* Exercise description *
Once you find a line containing the word "type" in the entries below, copy it.

* Input *
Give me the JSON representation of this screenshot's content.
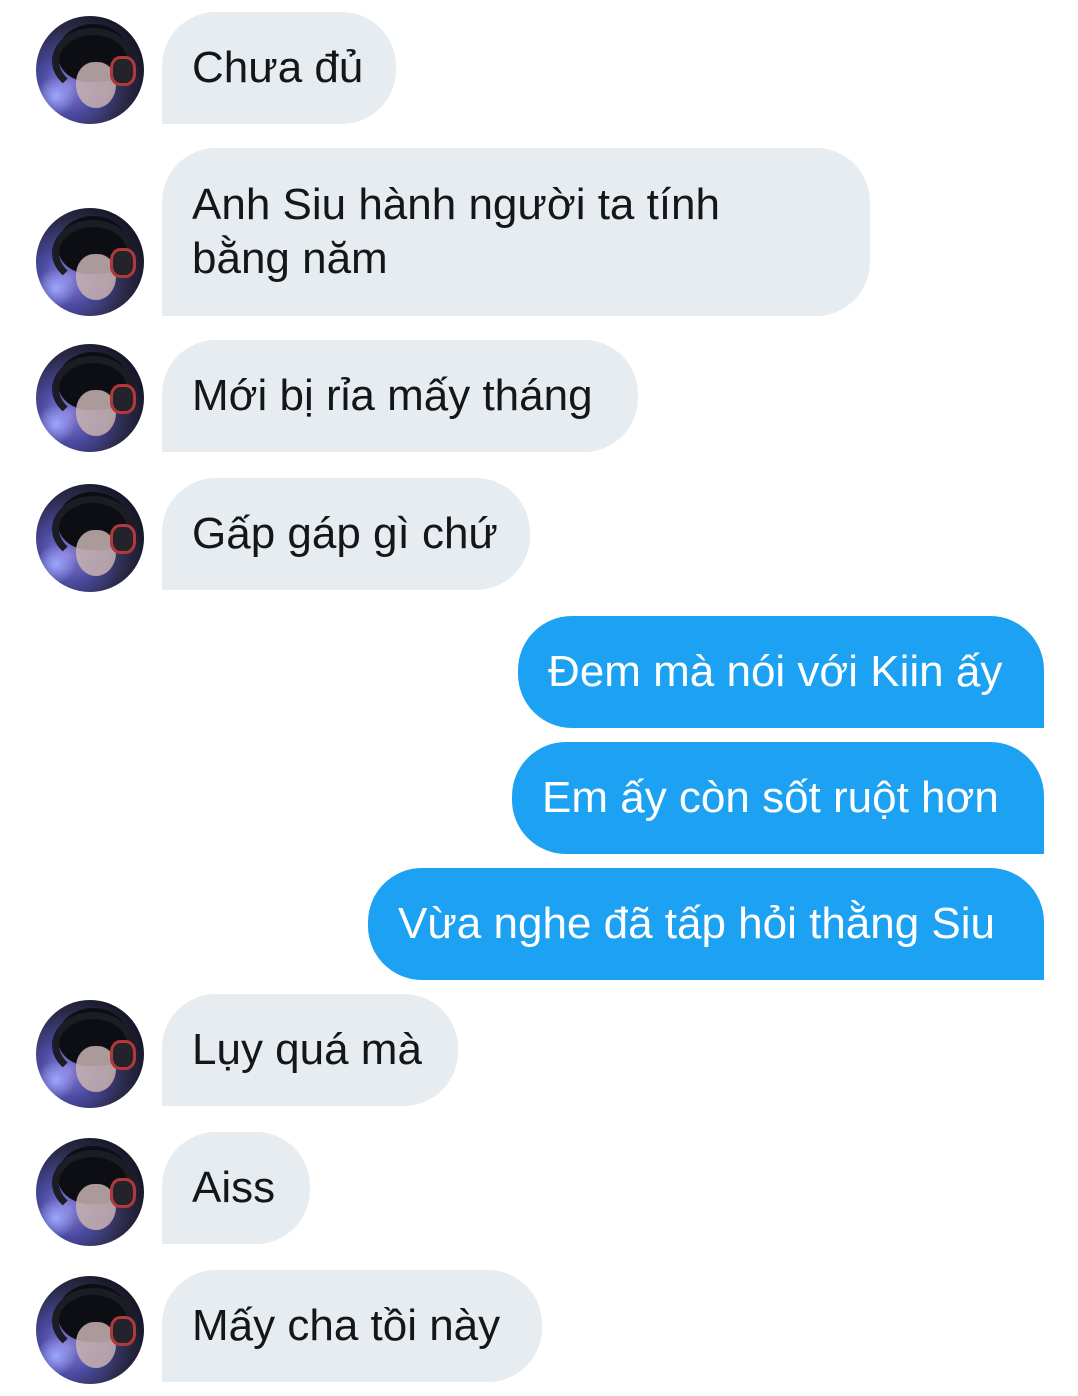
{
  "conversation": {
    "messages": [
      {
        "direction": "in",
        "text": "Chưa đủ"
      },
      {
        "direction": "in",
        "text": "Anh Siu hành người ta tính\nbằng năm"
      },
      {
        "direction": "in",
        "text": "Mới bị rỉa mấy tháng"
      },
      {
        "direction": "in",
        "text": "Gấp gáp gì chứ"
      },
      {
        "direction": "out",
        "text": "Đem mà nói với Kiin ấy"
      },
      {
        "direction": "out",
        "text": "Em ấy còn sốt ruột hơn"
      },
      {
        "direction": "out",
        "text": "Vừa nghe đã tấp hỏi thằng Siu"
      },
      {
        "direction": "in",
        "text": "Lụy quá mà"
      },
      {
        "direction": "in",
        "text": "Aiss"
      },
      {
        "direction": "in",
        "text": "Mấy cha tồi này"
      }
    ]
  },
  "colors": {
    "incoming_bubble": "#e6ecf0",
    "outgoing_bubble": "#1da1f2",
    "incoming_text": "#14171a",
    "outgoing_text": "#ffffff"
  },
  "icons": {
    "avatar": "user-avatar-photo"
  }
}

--

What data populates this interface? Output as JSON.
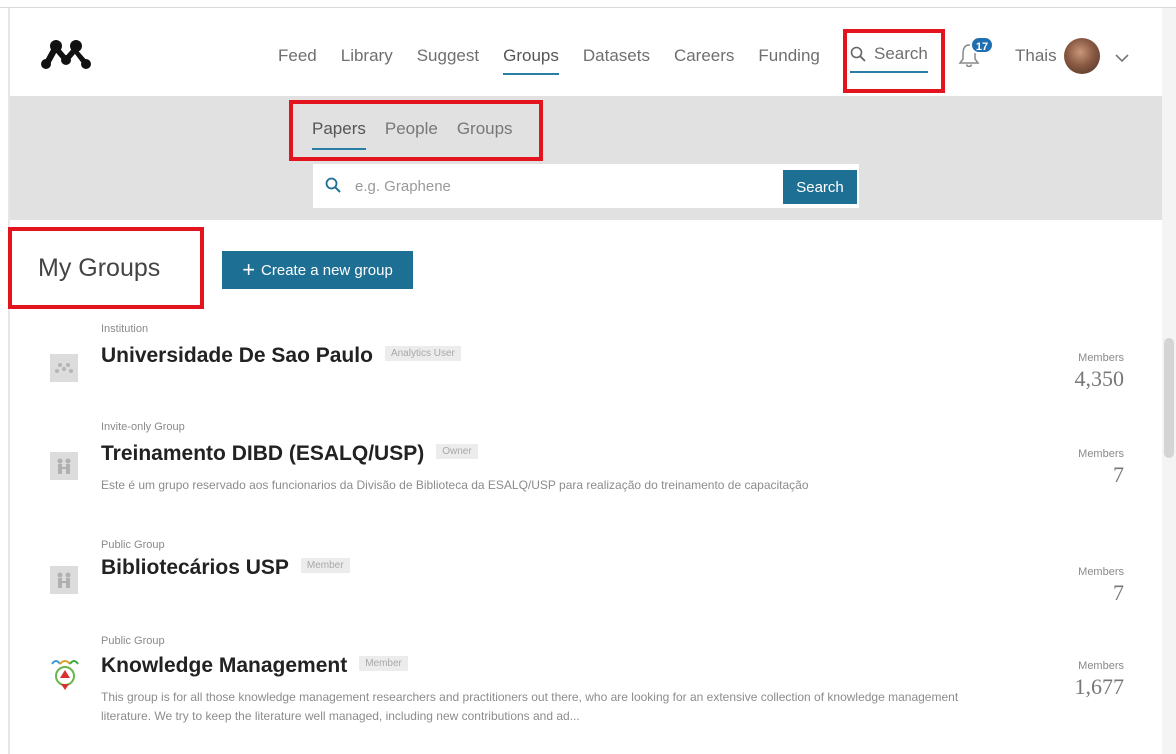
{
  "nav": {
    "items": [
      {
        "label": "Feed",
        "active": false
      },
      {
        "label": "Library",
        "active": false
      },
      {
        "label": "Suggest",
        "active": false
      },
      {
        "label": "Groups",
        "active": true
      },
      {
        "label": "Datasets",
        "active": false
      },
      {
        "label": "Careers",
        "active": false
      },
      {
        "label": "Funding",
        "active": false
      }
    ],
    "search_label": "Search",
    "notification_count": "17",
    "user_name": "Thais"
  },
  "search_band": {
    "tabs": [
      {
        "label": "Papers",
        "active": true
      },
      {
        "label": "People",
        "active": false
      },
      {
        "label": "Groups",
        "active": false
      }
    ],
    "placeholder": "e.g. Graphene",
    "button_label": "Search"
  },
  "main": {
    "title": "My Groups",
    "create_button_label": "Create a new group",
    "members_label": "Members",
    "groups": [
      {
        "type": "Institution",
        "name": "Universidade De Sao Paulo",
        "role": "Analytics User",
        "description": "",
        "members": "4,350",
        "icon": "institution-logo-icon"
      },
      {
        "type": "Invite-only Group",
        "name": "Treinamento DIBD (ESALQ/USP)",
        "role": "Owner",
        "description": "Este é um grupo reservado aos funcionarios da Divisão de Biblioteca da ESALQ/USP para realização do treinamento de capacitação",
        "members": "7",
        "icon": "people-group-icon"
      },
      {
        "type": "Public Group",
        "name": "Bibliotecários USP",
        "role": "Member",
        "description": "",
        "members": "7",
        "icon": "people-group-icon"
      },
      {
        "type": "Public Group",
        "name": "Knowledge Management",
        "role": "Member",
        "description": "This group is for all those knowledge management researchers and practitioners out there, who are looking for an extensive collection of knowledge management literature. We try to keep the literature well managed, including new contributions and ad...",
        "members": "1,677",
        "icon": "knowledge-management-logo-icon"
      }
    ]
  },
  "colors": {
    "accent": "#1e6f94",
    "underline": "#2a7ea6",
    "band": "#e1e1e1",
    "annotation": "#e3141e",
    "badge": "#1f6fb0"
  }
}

* Problem solution *
        "type": "Institution",
        "type": "Invite-only Group",
        "type": "Public Group",
        "type": "Public Group",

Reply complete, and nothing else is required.